That can be a useful concept for thinking about what laws might be passed today, but it becomes an impediment to critical thinking when people use it to avoid hard, but necessary, questions that cannot be put off forever. When confronting questions of size, scale, scope, and speed, we encourage people to climb out of the Overton Window to get a wider view of the world, to think not about how human political processes limit what actions are possible today (which they do) but about what the larger living world’s forces demand of us (which dictate the material conditions in which we live our lives).

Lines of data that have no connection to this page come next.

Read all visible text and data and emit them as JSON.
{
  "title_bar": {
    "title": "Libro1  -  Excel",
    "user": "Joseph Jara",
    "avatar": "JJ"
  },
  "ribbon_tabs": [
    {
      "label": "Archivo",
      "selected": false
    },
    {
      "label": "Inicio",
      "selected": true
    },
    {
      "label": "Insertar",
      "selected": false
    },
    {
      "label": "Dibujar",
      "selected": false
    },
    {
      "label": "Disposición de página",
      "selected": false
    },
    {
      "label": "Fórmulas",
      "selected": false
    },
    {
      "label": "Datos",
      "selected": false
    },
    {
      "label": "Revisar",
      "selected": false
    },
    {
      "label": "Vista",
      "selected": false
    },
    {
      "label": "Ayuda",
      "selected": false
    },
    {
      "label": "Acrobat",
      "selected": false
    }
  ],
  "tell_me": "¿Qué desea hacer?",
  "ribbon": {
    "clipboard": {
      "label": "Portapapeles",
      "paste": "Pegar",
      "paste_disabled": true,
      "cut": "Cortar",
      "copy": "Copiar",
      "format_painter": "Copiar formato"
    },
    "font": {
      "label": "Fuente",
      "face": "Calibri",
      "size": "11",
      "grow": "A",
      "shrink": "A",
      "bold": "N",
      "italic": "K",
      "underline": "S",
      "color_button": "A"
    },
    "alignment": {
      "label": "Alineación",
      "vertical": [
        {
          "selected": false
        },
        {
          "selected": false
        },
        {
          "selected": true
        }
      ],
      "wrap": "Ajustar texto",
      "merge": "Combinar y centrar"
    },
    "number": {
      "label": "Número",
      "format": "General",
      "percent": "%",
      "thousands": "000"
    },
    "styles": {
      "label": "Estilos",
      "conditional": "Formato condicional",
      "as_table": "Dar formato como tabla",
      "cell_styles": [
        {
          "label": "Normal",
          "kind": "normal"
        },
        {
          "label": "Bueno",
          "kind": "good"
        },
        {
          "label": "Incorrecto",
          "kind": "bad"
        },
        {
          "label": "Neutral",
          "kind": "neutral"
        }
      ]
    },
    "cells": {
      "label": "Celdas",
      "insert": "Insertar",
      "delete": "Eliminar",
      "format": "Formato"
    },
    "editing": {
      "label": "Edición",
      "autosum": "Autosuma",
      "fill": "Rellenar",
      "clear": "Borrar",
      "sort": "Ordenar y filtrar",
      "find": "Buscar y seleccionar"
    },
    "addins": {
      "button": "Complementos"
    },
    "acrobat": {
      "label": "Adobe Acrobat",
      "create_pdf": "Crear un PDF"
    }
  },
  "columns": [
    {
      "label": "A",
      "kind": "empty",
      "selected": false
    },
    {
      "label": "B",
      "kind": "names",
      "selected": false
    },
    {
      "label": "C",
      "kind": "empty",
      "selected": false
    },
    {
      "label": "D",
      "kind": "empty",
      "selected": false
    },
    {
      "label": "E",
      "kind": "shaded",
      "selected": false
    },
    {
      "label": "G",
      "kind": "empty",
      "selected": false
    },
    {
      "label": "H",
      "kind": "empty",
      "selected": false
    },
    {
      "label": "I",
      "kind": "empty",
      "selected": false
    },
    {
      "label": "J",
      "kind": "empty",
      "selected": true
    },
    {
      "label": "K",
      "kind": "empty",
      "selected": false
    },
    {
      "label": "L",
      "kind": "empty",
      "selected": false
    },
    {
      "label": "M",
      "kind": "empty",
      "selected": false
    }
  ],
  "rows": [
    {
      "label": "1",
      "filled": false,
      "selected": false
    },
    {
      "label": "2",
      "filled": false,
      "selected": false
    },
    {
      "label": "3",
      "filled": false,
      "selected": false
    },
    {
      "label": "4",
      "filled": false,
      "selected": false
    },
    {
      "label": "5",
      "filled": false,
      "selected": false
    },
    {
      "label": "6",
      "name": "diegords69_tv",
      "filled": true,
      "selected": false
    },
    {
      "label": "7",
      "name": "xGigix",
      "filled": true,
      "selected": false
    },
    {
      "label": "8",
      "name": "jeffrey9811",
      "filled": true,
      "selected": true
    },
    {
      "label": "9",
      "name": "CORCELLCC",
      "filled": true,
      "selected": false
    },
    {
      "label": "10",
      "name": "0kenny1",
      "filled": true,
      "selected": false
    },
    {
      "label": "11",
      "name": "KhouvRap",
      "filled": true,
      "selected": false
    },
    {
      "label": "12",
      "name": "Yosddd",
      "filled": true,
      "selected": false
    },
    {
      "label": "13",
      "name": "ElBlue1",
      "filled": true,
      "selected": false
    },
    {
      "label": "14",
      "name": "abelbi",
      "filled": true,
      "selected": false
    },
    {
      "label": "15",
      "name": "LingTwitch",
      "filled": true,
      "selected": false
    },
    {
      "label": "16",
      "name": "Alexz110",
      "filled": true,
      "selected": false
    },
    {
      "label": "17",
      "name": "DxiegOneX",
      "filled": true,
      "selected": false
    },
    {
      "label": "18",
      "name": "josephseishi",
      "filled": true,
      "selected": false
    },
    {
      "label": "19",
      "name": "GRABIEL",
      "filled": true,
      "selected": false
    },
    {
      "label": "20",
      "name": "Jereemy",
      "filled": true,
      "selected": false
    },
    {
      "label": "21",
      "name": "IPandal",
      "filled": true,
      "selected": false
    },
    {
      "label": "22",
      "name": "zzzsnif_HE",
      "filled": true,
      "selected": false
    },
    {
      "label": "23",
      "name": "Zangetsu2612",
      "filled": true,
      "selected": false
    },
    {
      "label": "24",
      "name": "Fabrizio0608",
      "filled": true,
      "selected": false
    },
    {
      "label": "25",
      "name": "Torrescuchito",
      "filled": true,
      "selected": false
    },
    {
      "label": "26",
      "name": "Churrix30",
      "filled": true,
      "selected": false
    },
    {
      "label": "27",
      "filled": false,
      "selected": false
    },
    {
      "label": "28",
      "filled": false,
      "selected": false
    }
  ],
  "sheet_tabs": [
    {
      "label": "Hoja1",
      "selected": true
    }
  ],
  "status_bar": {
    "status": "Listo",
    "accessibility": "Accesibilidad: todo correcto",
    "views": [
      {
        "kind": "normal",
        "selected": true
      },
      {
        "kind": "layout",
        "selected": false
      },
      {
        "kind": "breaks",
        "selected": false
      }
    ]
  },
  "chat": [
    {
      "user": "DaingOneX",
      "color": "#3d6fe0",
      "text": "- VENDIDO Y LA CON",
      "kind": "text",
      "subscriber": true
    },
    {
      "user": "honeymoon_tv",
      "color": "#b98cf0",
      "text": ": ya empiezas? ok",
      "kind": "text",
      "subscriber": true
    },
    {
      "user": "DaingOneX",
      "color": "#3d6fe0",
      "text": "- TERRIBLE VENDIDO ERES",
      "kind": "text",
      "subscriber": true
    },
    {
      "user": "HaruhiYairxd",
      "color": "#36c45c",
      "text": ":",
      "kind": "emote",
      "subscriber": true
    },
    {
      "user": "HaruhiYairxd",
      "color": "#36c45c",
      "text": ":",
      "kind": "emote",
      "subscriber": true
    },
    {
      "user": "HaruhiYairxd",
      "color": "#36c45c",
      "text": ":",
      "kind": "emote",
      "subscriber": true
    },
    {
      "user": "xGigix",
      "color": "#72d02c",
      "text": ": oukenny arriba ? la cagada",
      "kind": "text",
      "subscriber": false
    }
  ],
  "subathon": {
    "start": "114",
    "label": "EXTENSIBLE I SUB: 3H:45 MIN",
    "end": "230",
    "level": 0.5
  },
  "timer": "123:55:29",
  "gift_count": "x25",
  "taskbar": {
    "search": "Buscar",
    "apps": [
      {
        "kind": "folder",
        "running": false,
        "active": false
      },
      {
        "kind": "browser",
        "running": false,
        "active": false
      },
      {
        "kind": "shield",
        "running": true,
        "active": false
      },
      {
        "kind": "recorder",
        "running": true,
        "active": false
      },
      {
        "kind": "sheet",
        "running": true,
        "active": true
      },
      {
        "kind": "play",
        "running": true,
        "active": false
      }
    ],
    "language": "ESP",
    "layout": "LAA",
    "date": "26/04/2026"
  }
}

When attempting to come to terms with biophysical realities, refusing to look beyond the Overton Window guarantees collective failure. That window certainly exists in the realm of environmental policy—politicians fear the loss of support if they move too far, too fast. But that does not exempt anyone from asking the hard questions. The environmental policies that are possible today are important, but we also must recognize that we likely face a dramatically different set of choices in a far more challenging tomorrow. And that tomorrow is not as far away as we might want to believe.
We realize that asking these four hard questions in the mainstream political arena today is nearly impossible, and that the key actors in our current political system will not engage them anytime soon. But to cite these impediments as a reason not to ever grapple with these questions in any context is not sensible. It’s an indication of moral and intellectual weakness. The nineteenth-century Austrian writer Marie von Ebner-Eschenbach put it succinctly: “There are instances in which to be reasonable is to be cowardly.”
The four questions are so complex that detailed answers are beyond our capacities, but that does not render them irrelevant. With these caveats, we assert the following rough conclusions as a place to start the necessary conversations.
In terms of size, the Earth’s ecosystems can sustainably support far fewer than eight billion people, even if everyone were consuming far less energy and material than they do today. For scale, we will have to learn to live in smaller and more flexible political and social units than today’s nation-states and cities. On scope, we are far less capable of controlling modern technology than we think, and we cannot manage the current high-energy/high-technology infrastructure we have created for much longer. Regarding speed, we must move faster than we have been, and faster than it appears we may be capable of.
We believe that more and more people are willing to climb out of the Overton Window. We constantly meet people who are tired of being told they must be “sensible.” If we can refuse to be limited by other people’s fears—if we can see beyond both a naive techno-optimism and a corrosive nihilism—we create space for a conversation about these questions without having to pretend that we have all the answers. We can make realistic assessments, drawing on science and human history. But we have to be willing to drop sunny-side-of-the-street fantasies captured in phrases such as “the impossible will take a little while” and “necessity is the mother of invention,” while at the same time refusing to slip into a paralyzing despair.
Wes Jackson is president emeritus of The Land Institute. Robert Jensen is an emeritus professor at the University of Texas at Austin. Jensen can be reached at [email protected]